Work item:
The answer must be an exact copy of every record below.

[Data extracted from a collection]
'''
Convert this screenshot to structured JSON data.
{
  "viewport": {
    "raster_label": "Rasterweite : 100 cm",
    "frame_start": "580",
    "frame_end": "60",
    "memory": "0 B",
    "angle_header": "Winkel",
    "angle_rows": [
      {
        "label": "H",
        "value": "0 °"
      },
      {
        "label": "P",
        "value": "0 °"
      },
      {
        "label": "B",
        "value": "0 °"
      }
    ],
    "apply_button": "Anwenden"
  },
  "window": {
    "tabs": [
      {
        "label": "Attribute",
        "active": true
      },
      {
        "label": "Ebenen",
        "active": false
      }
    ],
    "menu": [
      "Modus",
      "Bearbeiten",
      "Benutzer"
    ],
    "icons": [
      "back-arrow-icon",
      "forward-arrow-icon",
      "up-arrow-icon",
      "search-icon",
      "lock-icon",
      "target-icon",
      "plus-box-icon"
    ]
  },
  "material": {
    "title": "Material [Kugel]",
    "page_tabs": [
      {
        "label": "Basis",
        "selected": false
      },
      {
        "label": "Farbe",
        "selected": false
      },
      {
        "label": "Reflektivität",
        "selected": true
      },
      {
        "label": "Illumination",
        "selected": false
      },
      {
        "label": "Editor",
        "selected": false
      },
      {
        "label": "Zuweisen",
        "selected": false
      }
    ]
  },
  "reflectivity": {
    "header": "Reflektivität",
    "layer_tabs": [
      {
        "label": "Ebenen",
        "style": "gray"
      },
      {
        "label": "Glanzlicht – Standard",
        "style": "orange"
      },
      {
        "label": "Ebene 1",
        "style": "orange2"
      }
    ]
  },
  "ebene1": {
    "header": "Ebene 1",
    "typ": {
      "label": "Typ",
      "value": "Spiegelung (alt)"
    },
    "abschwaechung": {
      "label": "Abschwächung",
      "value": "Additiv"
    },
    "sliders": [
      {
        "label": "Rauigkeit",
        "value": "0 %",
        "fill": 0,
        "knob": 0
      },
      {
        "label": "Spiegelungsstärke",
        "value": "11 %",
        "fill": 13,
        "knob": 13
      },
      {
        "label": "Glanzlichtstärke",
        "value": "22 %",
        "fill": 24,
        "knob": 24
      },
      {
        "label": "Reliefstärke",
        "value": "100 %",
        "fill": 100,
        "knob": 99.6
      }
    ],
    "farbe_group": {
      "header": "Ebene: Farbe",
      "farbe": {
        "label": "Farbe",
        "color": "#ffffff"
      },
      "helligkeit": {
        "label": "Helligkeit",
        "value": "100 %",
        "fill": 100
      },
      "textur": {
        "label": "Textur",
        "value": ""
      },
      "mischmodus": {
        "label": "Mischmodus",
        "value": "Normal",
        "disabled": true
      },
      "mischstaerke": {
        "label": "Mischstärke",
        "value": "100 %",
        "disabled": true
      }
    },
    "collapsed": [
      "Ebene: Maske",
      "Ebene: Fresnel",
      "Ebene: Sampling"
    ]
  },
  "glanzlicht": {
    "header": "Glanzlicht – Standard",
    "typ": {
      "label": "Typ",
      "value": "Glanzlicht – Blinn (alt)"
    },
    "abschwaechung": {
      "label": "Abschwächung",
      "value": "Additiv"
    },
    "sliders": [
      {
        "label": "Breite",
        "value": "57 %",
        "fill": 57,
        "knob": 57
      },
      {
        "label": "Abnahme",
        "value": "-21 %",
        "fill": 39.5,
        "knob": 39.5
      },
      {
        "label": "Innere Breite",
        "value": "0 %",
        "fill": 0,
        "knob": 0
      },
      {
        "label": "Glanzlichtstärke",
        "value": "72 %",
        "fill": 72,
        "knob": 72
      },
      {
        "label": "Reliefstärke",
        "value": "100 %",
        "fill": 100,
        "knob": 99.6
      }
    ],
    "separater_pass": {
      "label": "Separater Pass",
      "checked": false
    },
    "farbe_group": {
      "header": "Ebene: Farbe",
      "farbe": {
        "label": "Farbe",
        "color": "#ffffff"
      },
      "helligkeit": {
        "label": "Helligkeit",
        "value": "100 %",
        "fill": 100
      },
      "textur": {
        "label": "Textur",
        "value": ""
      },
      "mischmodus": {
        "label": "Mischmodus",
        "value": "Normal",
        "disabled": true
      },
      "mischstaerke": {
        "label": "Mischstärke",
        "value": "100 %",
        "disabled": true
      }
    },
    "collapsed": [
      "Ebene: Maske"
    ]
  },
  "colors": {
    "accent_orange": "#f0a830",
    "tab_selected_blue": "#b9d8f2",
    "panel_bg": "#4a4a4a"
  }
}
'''
Solution:
Convert this screenshot to structured JSON data.
{
  "viewport": {
    "raster_label": "Rasterweite : 100 cm",
    "frame_start": "580",
    "frame_end": "60",
    "memory": "0 B",
    "angle_header": "Winkel",
    "angle_rows": [
      {
        "label": "H",
        "value": "0 °"
      },
      {
        "label": "P",
        "value": "0 °"
      },
      {
        "label": "B",
        "value": "0 °"
      }
    ],
    "apply_button": "Anwenden"
  },
  "window": {
    "tabs": [
      {
        "label": "Attribute",
        "active": true
      },
      {
        "label": "Ebenen",
        "active": false
      }
    ],
    "menu": [
      "Modus",
      "Bearbeiten",
      "Benutzer"
    ],
    "icons": [
      "back-arrow-icon",
      "forward-arrow-icon",
      "up-arrow-icon",
      "search-icon",
      "lock-icon",
      "target-icon",
      "plus-box-icon"
    ]
  },
  "material": {
    "title": "Material [Kugel]",
    "page_tabs": [
      {
        "label": "Basis",
        "selected": false
      },
      {
        "label": "Farbe",
        "selected": false
      },
      {
        "label": "Reflektivität",
        "selected": true
      },
      {
        "label": "Illumination",
        "selected": false
      },
      {
        "label": "Editor",
        "selected": false
      },
      {
        "label": "Zuweisen",
        "selected": false
      }
    ]
  },
  "reflectivity": {
    "header": "Reflektivität",
    "layer_tabs": [
      {
        "label": "Ebenen",
        "style": "gray"
      },
      {
        "label": "Glanzlicht – Standard",
        "style": "orange"
      },
      {
        "label": "Ebene 1",
        "style": "orange2"
      }
    ]
  },
  "ebene1": {
    "header": "Ebene 1",
    "typ": {
      "label": "Typ",
      "value": "Spiegelung (alt)"
    },
    "abschwaechung": {
      "label": "Abschwächung",
      "value": "Additiv"
    },
    "sliders": [
      {
        "label": "Rauigkeit",
        "value": "0 %",
        "fill": 0,
        "knob": 0
      },
      {
        "label": "Spiegelungsstärke",
        "value": "11 %",
        "fill": 13,
        "knob": 13
      },
      {
        "label": "Glanzlichtstärke",
        "value": "22 %",
        "fill": 24,
        "knob": 24
      },
      {
        "label": "Reliefstärke",
        "value": "100 %",
        "fill": 100,
        "knob": 99.6
      }
    ],
    "farbe_group": {
      "header": "Ebene: Farbe",
      "farbe": {
        "label": "Farbe",
        "color": "#ffffff"
      },
      "helligkeit": {
        "label": "Helligkeit",
        "value": "100 %",
        "fill": 100
      },
      "textur": {
        "label": "Textur",
        "value": ""
      },
      "mischmodus": {
        "label": "Mischmodus",
        "value": "Normal",
        "disabled": true
      },
      "mischstaerke": {
        "label": "Mischstärke",
        "value": "100 %",
        "disabled": true
      }
    },
    "collapsed": [
      "Ebene: Maske",
      "Ebene: Fresnel",
      "Ebene: Sampling"
    ]
  },
  "glanzlicht": {
    "header": "Glanzlicht – Standard",
    "typ": {
      "label": "Typ",
      "value": "Glanzlicht – Blinn (alt)"
    },
    "abschwaechung": {
      "label": "Abschwächung",
      "value": "Additiv"
    },
    "sliders": [
      {
        "label": "Breite",
        "value": "57 %",
        "fill": 57,
        "knob": 57
      },
      {
        "label": "Abnahme",
        "value": "-21 %",
        "fill": 39.5,
        "knob": 39.5
      },
      {
        "label": "Innere Breite",
        "value": "0 %",
        "fill": 0,
        "knob": 0
      },
      {
        "label": "Glanzlichtstärke",
        "value": "72 %",
        "fill": 72,
        "knob": 72
      },
      {
        "label": "Reliefstärke",
        "value": "100 %",
        "fill": 100,
        "knob": 99.6
      }
    ],
    "separater_pass": {
      "label": "Separater Pass",
      "checked": false
    },
    "farbe_group": {
      "header": "Ebene: Farbe",
      "farbe": {
        "label": "Farbe",
        "color": "#ffffff"
      },
      "helligkeit": {
        "label": "Helligkeit",
        "value": "100 %",
        "fill": 100
      },
      "textur": {
        "label": "Textur",
        "value": ""
      },
      "mischmodus": {
        "label": "Mischmodus",
        "value": "Normal",
        "disabled": true
      },
      "mischstaerke": {
        "label": "Mischstärke",
        "value": "100 %",
        "disabled": true
      }
    },
    "collapsed": [
      "Ebene: Maske"
    ]
  },
  "colors": {
    "accent_orange": "#f0a830",
    "tab_selected_blue": "#b9d8f2",
    "panel_bg": "#4a4a4a"
  }
}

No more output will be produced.